Theatre is distinctly a live experience, but it is also a communal event where we sit amongst fellow audience members and enjoy a performance collectively. Too often we forget that there is a relationship shared between spectators and the action that is unfolding in front of us. We share collectively this experience, and whether these experiences are conflicting or in agreement, the sense of liveness and connectivity with fellow audience members is at times palpable.

And No More Shall We Part, performing at the Traverse Theatre and written by Tom Holloway, reminds us that as we sit watching a performance our shared connection with fellow spectators is alive and real. As the play progressed, the ripples of emotions, sniffling of noses and silent roll of tears down cheeks were not shared with me alone. And No More Shall We Part leaves its audience, collectively, a heartbreaking and whimpering mess. Never have I cried so openly – unashamedly – than watching this beautiful production.

After a long battle with an unnamed illness, Pam (Dearbhla Molloy) has her course of treatment stopped. The only route left for her is the inevitable one. Not willing to submit to the slow decay of her body, Pam decides to take life into her hands. Her husband Don (Bill Paterson), whilst supportive as any husband can be, struggles with the conflicting emotions that arise from Pam’s decision. They can’t stop yet, they can’t give up, there must be another way. There isn’t.

Over the course of And No More Shall We Part Holloway explores this relationship, skipping between before and after the decision has been made. It is a gentle piece; there is no stage trickery, no gimmicks, just a text that touches upon the human instinct of survival against all odds. And this is where it triumphs – the simplicity of dialogue between two loved ones as they fight, struggle and eventually accept the decision makes for a harrowing production. So basic is Holloway’s play that it pierces through our defences and leaves us weeping uncontrollably.

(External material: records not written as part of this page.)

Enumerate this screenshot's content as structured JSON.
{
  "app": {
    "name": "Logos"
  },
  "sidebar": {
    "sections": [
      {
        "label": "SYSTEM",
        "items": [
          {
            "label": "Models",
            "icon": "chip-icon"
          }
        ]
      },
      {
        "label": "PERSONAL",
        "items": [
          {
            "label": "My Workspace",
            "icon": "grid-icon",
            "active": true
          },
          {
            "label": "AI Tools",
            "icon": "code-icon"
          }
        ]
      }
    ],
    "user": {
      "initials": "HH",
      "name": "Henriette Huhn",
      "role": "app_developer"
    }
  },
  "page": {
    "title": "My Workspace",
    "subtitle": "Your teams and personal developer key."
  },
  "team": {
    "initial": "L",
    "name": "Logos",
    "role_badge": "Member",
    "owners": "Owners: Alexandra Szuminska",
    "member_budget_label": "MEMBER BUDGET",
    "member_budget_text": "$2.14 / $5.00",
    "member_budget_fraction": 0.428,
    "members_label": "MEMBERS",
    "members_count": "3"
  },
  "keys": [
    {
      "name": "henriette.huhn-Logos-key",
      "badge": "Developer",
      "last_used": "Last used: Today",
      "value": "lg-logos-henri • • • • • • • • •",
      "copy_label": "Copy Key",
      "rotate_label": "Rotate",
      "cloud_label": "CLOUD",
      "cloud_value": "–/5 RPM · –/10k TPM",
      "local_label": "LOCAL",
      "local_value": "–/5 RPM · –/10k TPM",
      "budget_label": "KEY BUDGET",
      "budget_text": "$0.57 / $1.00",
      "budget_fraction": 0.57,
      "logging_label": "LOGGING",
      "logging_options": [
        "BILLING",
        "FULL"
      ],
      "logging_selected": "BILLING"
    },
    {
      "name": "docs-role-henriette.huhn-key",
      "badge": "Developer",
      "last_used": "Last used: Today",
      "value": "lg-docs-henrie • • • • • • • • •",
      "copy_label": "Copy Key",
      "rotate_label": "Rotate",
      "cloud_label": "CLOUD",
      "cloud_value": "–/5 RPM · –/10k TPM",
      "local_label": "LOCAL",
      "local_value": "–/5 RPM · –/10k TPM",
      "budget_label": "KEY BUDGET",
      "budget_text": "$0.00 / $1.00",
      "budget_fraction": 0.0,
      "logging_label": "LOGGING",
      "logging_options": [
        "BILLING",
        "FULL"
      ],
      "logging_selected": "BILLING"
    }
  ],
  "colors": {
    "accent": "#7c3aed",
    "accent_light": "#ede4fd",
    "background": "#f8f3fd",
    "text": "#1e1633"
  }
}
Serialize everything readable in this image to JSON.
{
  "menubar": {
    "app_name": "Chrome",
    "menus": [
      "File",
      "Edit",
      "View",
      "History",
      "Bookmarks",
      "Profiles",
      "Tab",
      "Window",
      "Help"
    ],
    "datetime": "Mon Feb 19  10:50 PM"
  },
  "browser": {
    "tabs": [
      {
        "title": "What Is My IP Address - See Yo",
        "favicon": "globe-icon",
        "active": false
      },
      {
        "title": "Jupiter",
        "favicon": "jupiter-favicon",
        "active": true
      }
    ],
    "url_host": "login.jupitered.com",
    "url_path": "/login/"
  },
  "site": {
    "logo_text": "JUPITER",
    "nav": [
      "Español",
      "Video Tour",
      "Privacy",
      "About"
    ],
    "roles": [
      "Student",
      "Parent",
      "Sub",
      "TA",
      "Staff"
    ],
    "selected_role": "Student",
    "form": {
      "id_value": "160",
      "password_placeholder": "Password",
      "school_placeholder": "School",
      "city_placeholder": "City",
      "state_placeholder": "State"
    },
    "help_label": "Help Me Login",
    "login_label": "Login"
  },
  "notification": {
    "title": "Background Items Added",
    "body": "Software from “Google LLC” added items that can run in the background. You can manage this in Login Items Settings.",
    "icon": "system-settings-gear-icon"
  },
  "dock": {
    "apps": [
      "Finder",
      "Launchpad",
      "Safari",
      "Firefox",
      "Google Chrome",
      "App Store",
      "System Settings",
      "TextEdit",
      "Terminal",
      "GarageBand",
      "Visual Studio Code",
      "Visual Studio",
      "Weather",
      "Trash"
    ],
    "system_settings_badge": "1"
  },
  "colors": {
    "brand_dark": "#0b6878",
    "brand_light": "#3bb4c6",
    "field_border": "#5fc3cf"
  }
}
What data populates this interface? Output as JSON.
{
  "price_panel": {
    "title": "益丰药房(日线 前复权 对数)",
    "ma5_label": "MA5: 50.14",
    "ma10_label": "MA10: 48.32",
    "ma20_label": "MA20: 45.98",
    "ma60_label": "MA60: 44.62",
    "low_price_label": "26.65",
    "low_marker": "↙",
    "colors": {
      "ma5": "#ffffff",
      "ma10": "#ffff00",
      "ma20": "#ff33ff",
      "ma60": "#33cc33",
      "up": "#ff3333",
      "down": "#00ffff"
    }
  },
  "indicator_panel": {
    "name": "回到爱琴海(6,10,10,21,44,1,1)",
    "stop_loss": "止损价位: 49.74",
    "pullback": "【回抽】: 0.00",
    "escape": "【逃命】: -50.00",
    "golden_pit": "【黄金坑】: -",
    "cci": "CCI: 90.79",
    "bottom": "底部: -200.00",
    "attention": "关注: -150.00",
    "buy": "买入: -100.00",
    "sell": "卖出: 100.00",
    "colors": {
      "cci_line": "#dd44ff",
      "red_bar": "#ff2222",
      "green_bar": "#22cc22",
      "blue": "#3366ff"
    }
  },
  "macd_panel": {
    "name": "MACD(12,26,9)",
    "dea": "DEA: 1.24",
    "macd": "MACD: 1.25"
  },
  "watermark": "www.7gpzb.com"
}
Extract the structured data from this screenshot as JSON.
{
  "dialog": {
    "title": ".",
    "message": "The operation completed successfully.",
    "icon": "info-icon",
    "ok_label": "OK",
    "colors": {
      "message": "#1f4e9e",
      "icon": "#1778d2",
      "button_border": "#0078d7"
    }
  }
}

There is much to be admired by Molloy’s and Paterson’s performances – where one is defiant the other grapples with the need to fight. Paterson in particular hits a certain cord, his deep toned voice cracking as he tries to reason, beg and eventually, with a single hand stretched towards the door, accepts the fate of his wife. And No More Shall We Part is not just about the slow demise of a body and choosing to take your own life; Holloway’s text explores the tightly wound bond between two people in their older years after a long marriage. They may have had affairs (“I had an affair once” “I know. I had one too”), but their closeness and their eventual separation is tenderly portrayed and suggested. Their attempts at remembering holidays or stories from their time together creates some much needed humour – Don forgetting most, Pam remembering every detail vividly. It’s this slowness, the silences and pauses between the dialogue as they recall memories, that oozes with a sense of understanding and longing between two people. Time hasn’t aged their connection, it has finely tuned it with precision.

You would struggle to find a more perfect production that explores the fragility of the human body and the complex emotion that comes with taking your life into your own hands. The piece is heartbreaking, it leaves its audience wanting to call their loved ones just to tell them “I love you”. Holloway’s play leaves all of the unsaid things within the subtlety of the lines, with the audience connecting them, and as we weep in the Traverse auditorium we are reminded how quickly life comes and goes. And No More Shall We Part is a harrowing, tender, and beautiful production. If you do go, make sure you take a friend and have tissues to hand – it will break you.

And No More Shall We Part is playing at the Traverse Theatre until 26 August as part of the Edinburgh Fringe Festival. For more information and tickets, see the Traverse Theatre website.

Originally published on A Younger Theatre.